Constraints Of The Assignment:
- Make use of the heightened sensitivity (that results from visiting a new place) by taking pictures.
- Give yourself the benefits of adrenaline by challenging yourself and inviting hints of danger – where you risk discomfort, not physical danger. Maybe waterproof your phone or camera and go diving, or surfing, or snorkeling. Try going into neighborhoods that are unfamiliar or interesting to you. Or, make portraits of strangers that you meet on the streets or around the town.
“Don’t be like the tourist at the Grand Canyon who leaves the car and walks to the edge of the site to take a single picture – then turns and walks away. Been there, done that. For them, photography is a substitute for experience. Rather, take a lingering look, use the camera to expand the action of looking and interacting. Walk into the rim of the Grand Canyon and have a picnic. Stay there for a while. Take photos. Walk around, climb up and down the parts of the rim where you have access. Stay for sunset. Return again in different kinds of light and weather… Explore thoroughly. Have a good time with your camera at your side.”David Ulrich, Zen Camera
Purpose Of The Assignment:
- New surroundings and unfamiliar environments stimulate the senses, invite a heightened sense of attention, and usher you into a fresh experience.
- To enjoy the privilege of a photographer and get access to and an excuse to interact with people and places you might not otherwise encounter.
- Heightening your experience of the world using a camera, and intensifying your interactions.
If you plan to do these assignments, I highly insist that you get yourself a copy of ZEN CAMERA to fully understand what each assignment is actually about. I provide only the outline in my blog-articles.
Duration: 31 December, 2020 – 3 January-2021
Location: Varanasi, India. (Google Map: https://goo.gl/maps/4rAtCAGdos8qu5fb6 )
Photographs From The Assignment:
I have seen a few hundred pictures of the evening aarti on the Ghats of Varanasi, and none of them did any justice to the actual event. What a beauty! One must see with his/her own eyes. One needs to sit there quietly and see all the hour-long preparation that goes in everyday before the aarti even starts. One needs to stay back after the aarti and watch people wrap it up again. One needs to see the thousands of people who ride the boat to watch the aarti. No single image can do justice to this. One needs to see how coordinated all the priests are at every moment. One needs to smell the incense and hear the people chanting together.

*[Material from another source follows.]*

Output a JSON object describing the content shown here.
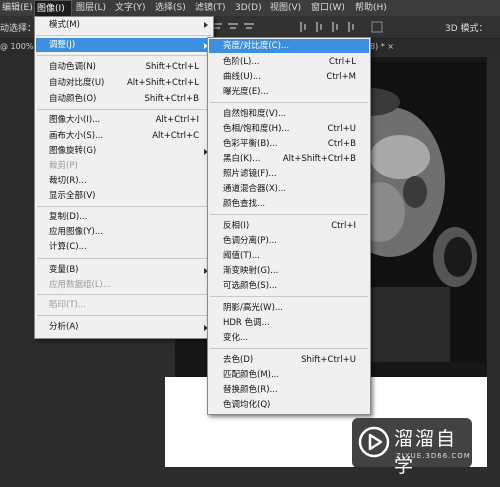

It was a much-needed-change after spending almost nine months quarantined in my bedroom. The first 24 hours were overwhelming, either because Varanasi is way more crowded than what I am used to in Kolkata, or because it was a sensory shock after staying in for such a long time. Whatever be the reason, this short trip charged me up again.
I meditated in a distant part of the banks early morning with nothing except fog around me – gave me the feeling of experiencing heaven first hand. Chilling cold, and not a single soul visible through the dense fog. I even made a very brief video of that morning. Such a dreamy sight!
Another prominent part of my tour was “silent observation”. I spent almost 4 hours sitting in the middle of the crowd at Dashashwamedh Ghat and soaked in everything: the diversity in the types of people, their behavior, their clothes, their languages.
“Silent observation” is the previous photo-assignment that I did: PHOTO-ASSIGNMENT 02: Look Up | Zen Camera By David Ulrich.